why should I use a little amount of starter and feed it with flour before baking instead of using mature starter for baking, and use leftover to cultivate into new starter for next week.  I am not sure I understand this question,  but if you are asking if you could take the levian branch and keep that on hand ,  and refresh it at next feeding, and instead use the spent starter instead of the levian to bake a loaf, yes you can.  Think of it this way,  the loaf is just a refreshment of the starter on a larger scale -  you are adding flour and water, and feeding it, and then baking it.

4.. what is the difference between using mature starter, and preparing levain day before baking with little amount of starter  I don't think there is any difference.  Note that many store their starter in the refrigerator between bakes, to reduce in feeding cycles.  While you could take the mature starter out of the fridge and use it to make bread, many believe that if you give it a refresh  ( adding flour and water and letting it come to a peak ) it will perform better.
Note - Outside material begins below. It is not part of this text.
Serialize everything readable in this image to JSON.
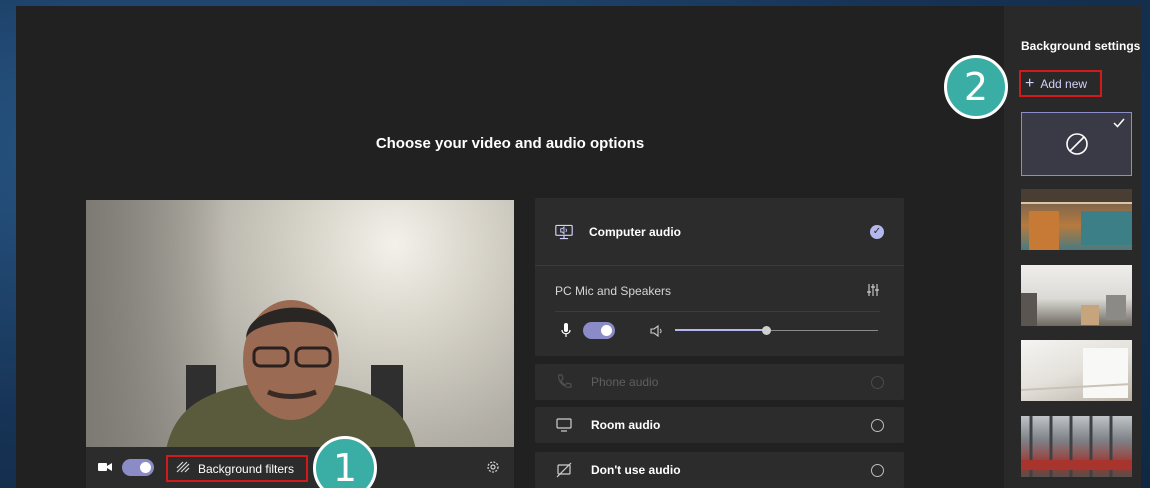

4. What impact on finished product rye flour in levaining agent would have?  Some say you should keep separate starters for different percentages of flour - so a separate rye starter and a separate AP starter, etc. Adding different flours to the starter will change its flavor profile slightly, and its leavening properties.  You will have to play with it to see what you like. 

Barry

Pelulator's picture
Pelulator

Those are great answers, very thorough, thank you! 

So my plan now will be like that:

I will finish my stiff starter by Hammelman recipe, i will use 260 g mature starter for my first bread instead of preparing levain day before. Then i will store my 50 g leftovers from starter, and feed and maintain it as my starter for next bakes and as you suggested, day before baking i will divide it, prepare levaining agent for next day and use leftover for next cycle.

Bred Maverick's picture
Bred Maverick

there is a ridiculous amount of waste suggested in many of the bread cookbooks. The recipes are excellent, but I believe the authors’ commercial bread baking background influence the large volume. For home baked bread, starters need to be scaled down exponentially.

I posted a link to zero waste sourdough. It is excellent, and you can use that for any sourdough recipe.

I maintain a Very small amount of sourdough starter in a very small bowl. The night before I’m going to make SD bread, I take the starter out of The refrigerator, scoop it into a larger bowl, add and mix enough flour and warm water to get the amount I will need for my recipe. cover bowl with a plate

in the morning, I make sure to scoop out a big tablespoon and put it in the cleaned small bowl. cover.

and the cycle continues.

Pelulator's picture
Pelulator

Great tip, thank you. I follow Bake with Jack, but didn't watch all of the tips yet, thank you :)